Q: What has happened with California's False Claims Act? It was just changed.

- G.B., San Pedro

A: False Claims Act legislation dates back more than 100 years. At that time, businesses and various people were selling Union Army horses and mules that were lame and sick, firearms that were defective, and food that at times was rotten. FCA laws, at the federal and state levels, deem it illegal for people and businesses to claim monies from governmental entities for services and goods that are in excess of what is required, or which are not actually made available (i.e., you pay something for nothing), or which are turned over but which do not conform with the contract at hand.

California Assembly Bill 2492, recently signed into law by Gov. Jerry Brown, amends the California False Claims Act so that it is more in synch with the federal False Claims Act. Specifically, it modifies the definition of "conduct" covered by the act here, and increases civil penalties for each violation. Further, an employee who violates the act, as part of carrying out his or her job, can more readily file a lawsuit against the employer, and be awarded a portion of the proceeds garnered from it. (In turn, a court can reduce what might be awarded to the employee based on his or her actions.) The changes under AB 2492 go into effect on Jan. 1.

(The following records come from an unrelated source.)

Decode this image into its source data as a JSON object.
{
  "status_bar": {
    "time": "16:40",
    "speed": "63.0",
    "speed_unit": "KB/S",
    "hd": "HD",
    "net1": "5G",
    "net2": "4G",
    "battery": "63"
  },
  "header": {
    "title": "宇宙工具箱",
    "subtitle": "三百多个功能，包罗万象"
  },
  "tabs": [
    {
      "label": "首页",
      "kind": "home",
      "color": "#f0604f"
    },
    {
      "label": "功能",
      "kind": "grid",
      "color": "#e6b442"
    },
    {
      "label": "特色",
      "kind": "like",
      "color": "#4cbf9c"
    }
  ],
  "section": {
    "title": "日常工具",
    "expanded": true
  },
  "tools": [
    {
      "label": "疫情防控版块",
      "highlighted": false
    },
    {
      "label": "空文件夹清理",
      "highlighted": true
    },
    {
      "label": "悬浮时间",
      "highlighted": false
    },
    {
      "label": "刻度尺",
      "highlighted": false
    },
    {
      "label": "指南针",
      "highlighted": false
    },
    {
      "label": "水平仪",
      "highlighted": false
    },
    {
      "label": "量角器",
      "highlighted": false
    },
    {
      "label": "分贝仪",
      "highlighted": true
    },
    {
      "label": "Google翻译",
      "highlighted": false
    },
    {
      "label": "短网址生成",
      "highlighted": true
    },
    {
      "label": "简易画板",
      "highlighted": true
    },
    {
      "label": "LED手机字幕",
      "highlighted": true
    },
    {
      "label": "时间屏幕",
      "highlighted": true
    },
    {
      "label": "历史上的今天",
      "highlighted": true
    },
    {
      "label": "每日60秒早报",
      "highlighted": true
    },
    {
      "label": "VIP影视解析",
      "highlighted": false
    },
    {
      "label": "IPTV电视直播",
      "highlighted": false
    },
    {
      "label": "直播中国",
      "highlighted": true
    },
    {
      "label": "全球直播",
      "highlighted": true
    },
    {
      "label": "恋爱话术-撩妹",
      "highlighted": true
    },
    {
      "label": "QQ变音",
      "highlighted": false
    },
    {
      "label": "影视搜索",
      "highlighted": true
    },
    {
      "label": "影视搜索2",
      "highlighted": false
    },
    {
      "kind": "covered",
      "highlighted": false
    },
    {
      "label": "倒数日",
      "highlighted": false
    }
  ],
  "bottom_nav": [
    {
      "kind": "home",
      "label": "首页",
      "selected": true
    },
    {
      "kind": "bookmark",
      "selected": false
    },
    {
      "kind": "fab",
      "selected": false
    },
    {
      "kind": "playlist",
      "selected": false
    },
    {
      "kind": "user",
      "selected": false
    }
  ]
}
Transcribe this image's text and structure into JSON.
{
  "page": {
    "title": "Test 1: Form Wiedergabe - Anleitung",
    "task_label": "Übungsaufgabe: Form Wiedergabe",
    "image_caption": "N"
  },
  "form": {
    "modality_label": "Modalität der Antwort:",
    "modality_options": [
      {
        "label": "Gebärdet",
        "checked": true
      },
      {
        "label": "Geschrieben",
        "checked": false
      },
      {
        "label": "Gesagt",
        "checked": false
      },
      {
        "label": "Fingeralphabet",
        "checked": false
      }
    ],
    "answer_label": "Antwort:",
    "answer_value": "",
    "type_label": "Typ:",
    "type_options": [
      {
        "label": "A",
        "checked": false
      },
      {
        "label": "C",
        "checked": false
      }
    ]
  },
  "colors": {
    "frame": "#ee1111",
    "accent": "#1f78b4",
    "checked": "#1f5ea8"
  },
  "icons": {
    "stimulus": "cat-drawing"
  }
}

Ron Sokol is a Manhattan Beach attorney with more than 30 years of experience. His column appears on Wednesdays. Email questions and comments to him at RonSEsq@aol.com or write to him at Ask The Lawyer, Daily Breeze, 21250 Hawthorne Blvd., Suite 170, Torrance, CA 90503. This column is a summary of the law and not a substitute for legal consultation on any particular case.